#### Exercise description:
Where in the data below does the word "nisi" appear? Copy every line that has it.

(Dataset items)
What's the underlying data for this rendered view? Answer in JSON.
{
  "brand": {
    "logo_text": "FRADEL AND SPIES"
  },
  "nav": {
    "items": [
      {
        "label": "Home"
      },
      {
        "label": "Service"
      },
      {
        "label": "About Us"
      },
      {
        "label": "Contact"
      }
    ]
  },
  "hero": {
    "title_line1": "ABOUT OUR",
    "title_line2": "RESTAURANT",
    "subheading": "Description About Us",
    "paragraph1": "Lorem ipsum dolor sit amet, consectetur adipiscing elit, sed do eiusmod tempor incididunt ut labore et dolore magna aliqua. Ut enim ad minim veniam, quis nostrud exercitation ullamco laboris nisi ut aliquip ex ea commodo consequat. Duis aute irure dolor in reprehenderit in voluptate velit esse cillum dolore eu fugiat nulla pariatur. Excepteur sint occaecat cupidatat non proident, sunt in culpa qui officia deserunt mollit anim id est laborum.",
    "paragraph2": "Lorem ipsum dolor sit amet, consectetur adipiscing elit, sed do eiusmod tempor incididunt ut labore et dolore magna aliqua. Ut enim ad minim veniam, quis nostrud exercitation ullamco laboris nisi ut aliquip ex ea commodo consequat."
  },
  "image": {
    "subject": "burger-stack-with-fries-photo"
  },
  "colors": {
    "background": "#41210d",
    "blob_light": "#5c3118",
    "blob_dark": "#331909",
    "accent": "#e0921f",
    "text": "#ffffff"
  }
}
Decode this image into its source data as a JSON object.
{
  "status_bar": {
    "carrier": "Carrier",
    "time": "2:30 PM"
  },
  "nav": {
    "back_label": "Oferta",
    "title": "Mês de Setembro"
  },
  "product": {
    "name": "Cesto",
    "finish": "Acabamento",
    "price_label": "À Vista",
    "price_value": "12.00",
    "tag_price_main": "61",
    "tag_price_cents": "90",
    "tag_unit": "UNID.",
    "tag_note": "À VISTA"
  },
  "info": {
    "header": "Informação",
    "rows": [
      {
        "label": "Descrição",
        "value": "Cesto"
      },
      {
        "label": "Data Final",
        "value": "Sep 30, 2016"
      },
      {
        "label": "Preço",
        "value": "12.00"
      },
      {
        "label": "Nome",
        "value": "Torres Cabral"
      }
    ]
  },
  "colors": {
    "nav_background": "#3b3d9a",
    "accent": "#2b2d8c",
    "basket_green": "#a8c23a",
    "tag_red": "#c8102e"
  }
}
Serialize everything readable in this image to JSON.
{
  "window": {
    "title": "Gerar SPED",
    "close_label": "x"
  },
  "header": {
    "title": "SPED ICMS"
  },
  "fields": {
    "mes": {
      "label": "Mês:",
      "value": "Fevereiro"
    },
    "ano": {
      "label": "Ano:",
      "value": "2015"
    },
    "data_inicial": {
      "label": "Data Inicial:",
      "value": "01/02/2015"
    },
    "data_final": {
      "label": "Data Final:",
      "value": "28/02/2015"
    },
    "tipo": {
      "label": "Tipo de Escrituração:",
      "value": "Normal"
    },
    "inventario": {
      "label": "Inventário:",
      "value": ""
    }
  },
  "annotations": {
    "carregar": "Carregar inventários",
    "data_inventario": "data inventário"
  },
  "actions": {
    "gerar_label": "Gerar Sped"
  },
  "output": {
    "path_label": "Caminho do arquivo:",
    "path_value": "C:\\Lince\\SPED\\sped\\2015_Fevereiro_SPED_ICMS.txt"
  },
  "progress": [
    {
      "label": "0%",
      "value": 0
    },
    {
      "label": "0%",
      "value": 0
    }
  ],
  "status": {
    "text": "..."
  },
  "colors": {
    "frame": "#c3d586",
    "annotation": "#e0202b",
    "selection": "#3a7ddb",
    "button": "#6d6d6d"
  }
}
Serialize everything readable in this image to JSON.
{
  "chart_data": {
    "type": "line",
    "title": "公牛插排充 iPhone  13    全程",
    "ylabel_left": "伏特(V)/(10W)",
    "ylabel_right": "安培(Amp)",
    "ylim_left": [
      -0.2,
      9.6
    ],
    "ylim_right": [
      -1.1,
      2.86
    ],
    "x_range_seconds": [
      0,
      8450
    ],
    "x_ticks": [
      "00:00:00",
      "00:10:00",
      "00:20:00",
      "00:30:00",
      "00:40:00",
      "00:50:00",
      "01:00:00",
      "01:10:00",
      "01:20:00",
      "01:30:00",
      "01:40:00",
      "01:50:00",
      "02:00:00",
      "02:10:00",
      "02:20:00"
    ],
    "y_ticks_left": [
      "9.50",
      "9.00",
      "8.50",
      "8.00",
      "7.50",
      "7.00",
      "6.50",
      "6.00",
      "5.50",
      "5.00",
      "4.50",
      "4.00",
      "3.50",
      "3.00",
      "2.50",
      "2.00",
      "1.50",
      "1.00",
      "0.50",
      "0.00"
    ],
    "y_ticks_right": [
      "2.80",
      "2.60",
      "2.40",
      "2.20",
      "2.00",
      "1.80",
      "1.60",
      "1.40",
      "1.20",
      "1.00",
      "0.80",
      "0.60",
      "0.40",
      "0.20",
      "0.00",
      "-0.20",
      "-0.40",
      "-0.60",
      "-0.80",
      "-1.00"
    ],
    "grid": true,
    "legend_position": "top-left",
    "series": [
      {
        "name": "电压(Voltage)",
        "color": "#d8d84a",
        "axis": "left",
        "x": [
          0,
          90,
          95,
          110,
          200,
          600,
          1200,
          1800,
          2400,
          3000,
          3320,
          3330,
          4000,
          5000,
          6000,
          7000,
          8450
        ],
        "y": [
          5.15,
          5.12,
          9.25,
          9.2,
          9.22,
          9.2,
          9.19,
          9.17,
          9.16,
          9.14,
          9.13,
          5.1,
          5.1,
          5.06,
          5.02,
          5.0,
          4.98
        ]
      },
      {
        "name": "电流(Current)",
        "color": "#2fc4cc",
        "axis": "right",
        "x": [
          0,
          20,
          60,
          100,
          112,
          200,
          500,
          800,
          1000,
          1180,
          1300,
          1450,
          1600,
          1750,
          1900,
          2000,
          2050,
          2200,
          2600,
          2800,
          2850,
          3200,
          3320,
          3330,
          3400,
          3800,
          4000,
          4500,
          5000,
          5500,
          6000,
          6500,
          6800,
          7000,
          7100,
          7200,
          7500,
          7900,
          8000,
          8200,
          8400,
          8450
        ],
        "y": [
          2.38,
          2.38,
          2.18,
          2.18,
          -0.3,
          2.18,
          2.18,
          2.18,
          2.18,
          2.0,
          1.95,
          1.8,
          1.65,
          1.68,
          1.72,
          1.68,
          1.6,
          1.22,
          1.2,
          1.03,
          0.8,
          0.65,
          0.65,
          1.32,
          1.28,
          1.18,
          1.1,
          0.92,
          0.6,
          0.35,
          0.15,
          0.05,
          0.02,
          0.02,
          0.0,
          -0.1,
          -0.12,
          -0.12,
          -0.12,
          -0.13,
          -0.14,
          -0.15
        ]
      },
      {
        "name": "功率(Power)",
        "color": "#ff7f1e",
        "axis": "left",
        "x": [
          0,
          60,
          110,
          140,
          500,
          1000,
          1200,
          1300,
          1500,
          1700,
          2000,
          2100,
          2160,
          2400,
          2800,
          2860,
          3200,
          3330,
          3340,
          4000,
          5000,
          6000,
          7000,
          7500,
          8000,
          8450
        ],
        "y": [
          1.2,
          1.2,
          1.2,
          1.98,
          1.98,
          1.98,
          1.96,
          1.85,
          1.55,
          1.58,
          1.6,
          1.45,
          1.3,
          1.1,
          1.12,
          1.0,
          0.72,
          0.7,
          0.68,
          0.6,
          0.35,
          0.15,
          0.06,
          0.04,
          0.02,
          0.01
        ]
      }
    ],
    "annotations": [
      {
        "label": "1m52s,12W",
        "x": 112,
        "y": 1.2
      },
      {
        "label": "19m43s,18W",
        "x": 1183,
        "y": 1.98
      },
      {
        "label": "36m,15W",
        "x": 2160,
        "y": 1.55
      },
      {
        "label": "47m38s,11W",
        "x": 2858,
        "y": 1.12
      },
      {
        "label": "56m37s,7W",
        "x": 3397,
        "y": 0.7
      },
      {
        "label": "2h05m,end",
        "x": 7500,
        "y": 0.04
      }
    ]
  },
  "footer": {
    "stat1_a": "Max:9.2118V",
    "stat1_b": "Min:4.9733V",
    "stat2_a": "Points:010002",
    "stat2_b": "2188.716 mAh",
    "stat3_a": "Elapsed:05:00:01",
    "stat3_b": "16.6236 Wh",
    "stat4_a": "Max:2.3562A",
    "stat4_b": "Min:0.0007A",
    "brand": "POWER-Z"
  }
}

#### Solution for this exercise:
    "paragraph1": "Lorem ipsum dolor sit amet, consectetur adipiscing elit, sed do eiusmod tempor incididunt ut labore et dolore magna aliqua. Ut enim ad minim veniam, quis nostrud exercitation ullamco laboris nisi ut aliquip ex ea commodo consequat. Duis aute irure dolor in reprehenderit in voluptate velit esse cillum dolore eu fugiat nulla pariatur. Excepteur sint occaecat cupidatat non proident, sunt in culpa qui officia deserunt mollit anim id est laborum.",
    "paragraph2": "Lorem ipsum dolor sit amet, consectetur adipiscing elit, sed do eiusmod tempor incididunt ut labore et dolore magna aliqua. Ut enim ad minim veniam, quis nostrud exercitation ullamco laboris nisi ut aliquip ex ea commodo consequat."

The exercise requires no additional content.